By Justin Cohen, News Staff Writer
Posted 12:46 PM EST, Mon., Oct. 3, 2016
Ku Klux Klan (KKK) flyers are terrorizing the community of Columbus, Indiana. The flyers that were recruiting new members shocked many residents in the central Indiana town.
The residents of the town believe a new Klan cell is behind the flyers and the town is struggling to calibrate a response.
Jaimi Hazjus, a woman from the town of Coudersport, Pennsylvania, woke up one day to similar troubles.
Someone went house-to-house in Hazjus’ neighborhood placing plastic bags, weighed down with rocks, containing lollipops and racist leaflets with phrases such as, “Are there troubles in your neighborhood? Contact the Traditionalist American Knights of the Ku Klux Klan today!” and, “You can sleep tonight knowing the Klan is awake!” The leaflet is also adorned with a hooded Klansmen pointing to the reader similar to the famous Uncle Sam recruitment poster.
“It’s hard to know how strongly to approach this,” Hazjus told the Washington Post. “I feel like they’re trying to pick a fight, and I don’t want to bring a gun to a knife fight.”
The small Pennsylvania town is not the only one to receive these flyers. Similar packages have been turning up all over the country from California to New Jersey. In all instances, a flyer had been found along with candies in a plastic bag weighed down with rocks, all placed on people’s lawns.
Only a day after the baggies appeared in Coudersport, they began showing up at homes in Whittier, California, according to the Los Angeles Times. The package in Whittier also contained a phone number and mailing address for the Loyal White Knights of the Ku Klux Klan.
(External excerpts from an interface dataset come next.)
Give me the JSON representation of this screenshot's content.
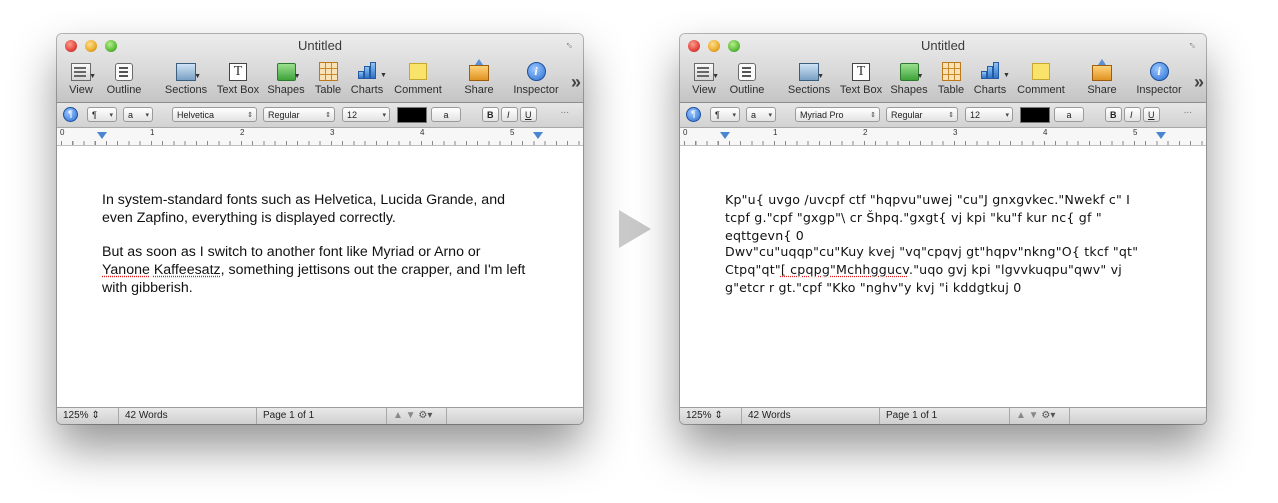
{
  "arrow": "right-pointing-triangle",
  "window_left": {
    "title": "Untitled",
    "toolbar": {
      "view": "View",
      "outline": "Outline",
      "sections": "Sections",
      "textbox": "Text Box",
      "shapes": "Shapes",
      "table": "Table",
      "charts": "Charts",
      "comment": "Comment",
      "share": "Share",
      "inspector": "Inspector",
      "overflow": "»"
    },
    "format": {
      "paragraph_style": "¶",
      "char_style": "a",
      "font": "Helvetica",
      "typeface": "Regular",
      "size": "12",
      "color": "#000000",
      "highlight": "a",
      "bold": "B",
      "italic": "I",
      "underline": "U",
      "more": "..."
    },
    "ruler": {
      "n0": "0",
      "n1": "1",
      "n2": "2",
      "n3": "3",
      "n4": "4",
      "n5": "5"
    },
    "body": {
      "p1": "In system-standard fonts such as Helvetica, Lucida Grande, and even Zapfino, everything is displayed correctly.",
      "p2_a": "But as soon as I switch to another font like Myriad or Arno or",
      "p2_spell1": "Yanone",
      "p2_space": " ",
      "p2_spell2": "Kaffeesatz",
      "p2_b": ", something jettisons out the crapper, and I'm left with gibberish."
    },
    "status": {
      "zoom": "125%",
      "words": "42 Words",
      "page": "Page 1 of 1"
    }
  },
  "window_right": {
    "title": "Untitled",
    "toolbar": {
      "view": "View",
      "outline": "Outline",
      "sections": "Sections",
      "textbox": "Text Box",
      "shapes": "Shapes",
      "table": "Table",
      "charts": "Charts",
      "comment": "Comment",
      "share": "Share",
      "inspector": "Inspector",
      "overflow": "»"
    },
    "format": {
      "paragraph_style": "¶",
      "char_style": "a",
      "font": "Myriad Pro",
      "typeface": "Regular",
      "size": "12",
      "color": "#000000",
      "highlight": "a",
      "bold": "B",
      "italic": "I",
      "underline": "U",
      "more": "..."
    },
    "ruler": {
      "n0": "0",
      "n1": "1",
      "n2": "2",
      "n3": "3",
      "n4": "4",
      "n5": "5"
    },
    "body": {
      "p1": "Kp\"u{ uvgo /uvcpf ctf \"hqpvu\"uwej \"cu\"J gnxgvkec.\"Nwekf c\" I tcpf g.\"cpf \"gxgp\"\\ cr Šhpq.\"gxgt{ vj kpi \"ku\"f kur nc{ gf \" eqttgevn{ 0",
      "p2_a": "Dwv\"cu\"uqqp\"cu\"Kuy kvej \"vq\"cpqvj gt\"hqpv\"nkng\"O{ tkcf \"qt\" Ctpq\"qt\"",
      "p2_spell1": "[ cpqpg\"Mchhggucv",
      "p2_space": "",
      "p2_spell2": "",
      "p2_b": ".\"uqo gvj kpi \"lgvvkuqpu\"qwv\" vj g\"etcr r gt.\"cpf \"Kko \"nghv\"y kvj \"i kddgtkuj 0"
    },
    "status": {
      "zoom": "125%",
      "words": "42 Words",
      "page": "Page 1 of 1"
    }
  }
}
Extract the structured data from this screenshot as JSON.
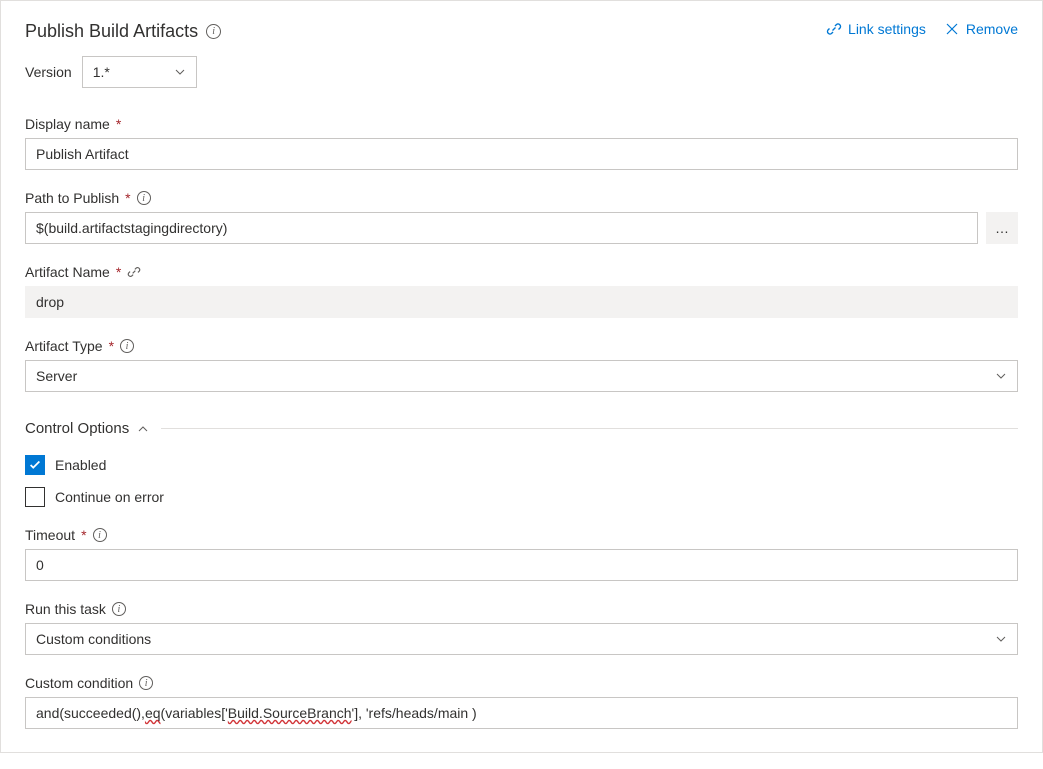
{
  "header": {
    "title": "Publish Build Artifacts",
    "link_settings": "Link settings",
    "remove": "Remove"
  },
  "version": {
    "label": "Version",
    "selected": "1.*"
  },
  "fields": {
    "display_name": {
      "label": "Display name",
      "value": "Publish Artifact"
    },
    "path_to_publish": {
      "label": "Path to Publish",
      "value": "$(build.artifactstagingdirectory)",
      "browse": "…"
    },
    "artifact_name": {
      "label": "Artifact Name",
      "value": "drop"
    },
    "artifact_type": {
      "label": "Artifact Type",
      "selected": "Server"
    }
  },
  "control_options": {
    "section_title": "Control Options",
    "enabled": {
      "label": "Enabled",
      "checked": true
    },
    "continue_on_error": {
      "label": "Continue on error",
      "checked": false
    },
    "timeout": {
      "label": "Timeout",
      "value": "0"
    },
    "run_this_task": {
      "label": "Run this task",
      "selected": "Custom conditions"
    },
    "custom_condition": {
      "label": "Custom condition",
      "prefix": "and(succeeded(), ",
      "squiggle1": "eq",
      "mid": "(variables['",
      "squiggle2": "Build.SourceBranch",
      "suffix": "'], 'refs/heads/main )"
    }
  }
}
A week earlier the flyers were found by 100 residents of Fullerton, California.
In July, the fliers were found on the lawns of hundreds of residents in three Indiana counties. The flyers in Indiana denounced homosexuals and immigrants and called for people to “wake up” and join the KKK, the Indiana Star reported on July 25. The flyers have been appearing in Michigan, Alabama, New Jersey, Kansas and South Carolina, among other states, since 2015.
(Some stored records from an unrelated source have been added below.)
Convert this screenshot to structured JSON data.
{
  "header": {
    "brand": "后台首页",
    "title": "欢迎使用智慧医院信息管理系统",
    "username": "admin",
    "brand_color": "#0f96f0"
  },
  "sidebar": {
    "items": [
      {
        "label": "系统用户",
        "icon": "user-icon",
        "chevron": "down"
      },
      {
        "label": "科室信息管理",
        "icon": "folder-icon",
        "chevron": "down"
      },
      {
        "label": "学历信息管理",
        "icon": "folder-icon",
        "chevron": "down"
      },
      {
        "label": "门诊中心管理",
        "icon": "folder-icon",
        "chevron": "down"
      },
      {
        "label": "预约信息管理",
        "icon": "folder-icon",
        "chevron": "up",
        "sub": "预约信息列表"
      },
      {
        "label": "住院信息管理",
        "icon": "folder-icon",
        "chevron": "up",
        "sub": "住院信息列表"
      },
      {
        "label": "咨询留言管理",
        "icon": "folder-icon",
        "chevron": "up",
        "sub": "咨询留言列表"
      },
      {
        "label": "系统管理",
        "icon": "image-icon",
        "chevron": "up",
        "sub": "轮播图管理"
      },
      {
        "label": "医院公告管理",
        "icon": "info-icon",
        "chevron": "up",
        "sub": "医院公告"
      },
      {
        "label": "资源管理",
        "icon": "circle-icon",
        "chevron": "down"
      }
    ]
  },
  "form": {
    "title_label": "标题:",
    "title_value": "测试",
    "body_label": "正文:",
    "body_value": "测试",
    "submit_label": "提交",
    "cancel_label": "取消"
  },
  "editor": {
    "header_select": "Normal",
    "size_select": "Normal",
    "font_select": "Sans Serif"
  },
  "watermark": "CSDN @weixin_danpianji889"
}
Just days after the Charleston church massacre shooting in June 2015, the flyers began popping up in California, Kansas, Alabama, Mississippi and Georgia. The Rockdale County Sheriff’s Department in Conyers, Georgia responded to the threat promptly and seriously. “Whether it was a joke or from an organization doesn’t matter to me,” Sheriff Eric Levett told The Daily Beast. “The fact that it was done during this time is ignorant and cowardly.”
It is hard to tell whether this is part of some national campaign or is just the result of KKK groups mimicking each other. Individual cells tend to be highly decentralized and unorganized.
KKK cells became more prominent in 2015, growing from just 72 chapters nationwide to 190 last year, according to the Southern Poverty Law Center which tracks extremist activity.
Police response has been generally subdued, as the flyers are well within the KKK’s First Amendment rights. Aside from monitoring KKK activity in their own states, there is not much the police can do about the situation.
In Coudersport, Hazjus has said community members are taking matters into their own hands. Her and fellow community member Joe Leschner have started a Facebook group to organize concerned citizens. Leschner is also collecting the bags containing the fliers to ship them back to the KKK chapter whose address they posted on the flier.
“It’s really creepy,” Leschner said in a Facebook live stream he posted. “I have no idea what this mess is, but it’s not wanted in our town.”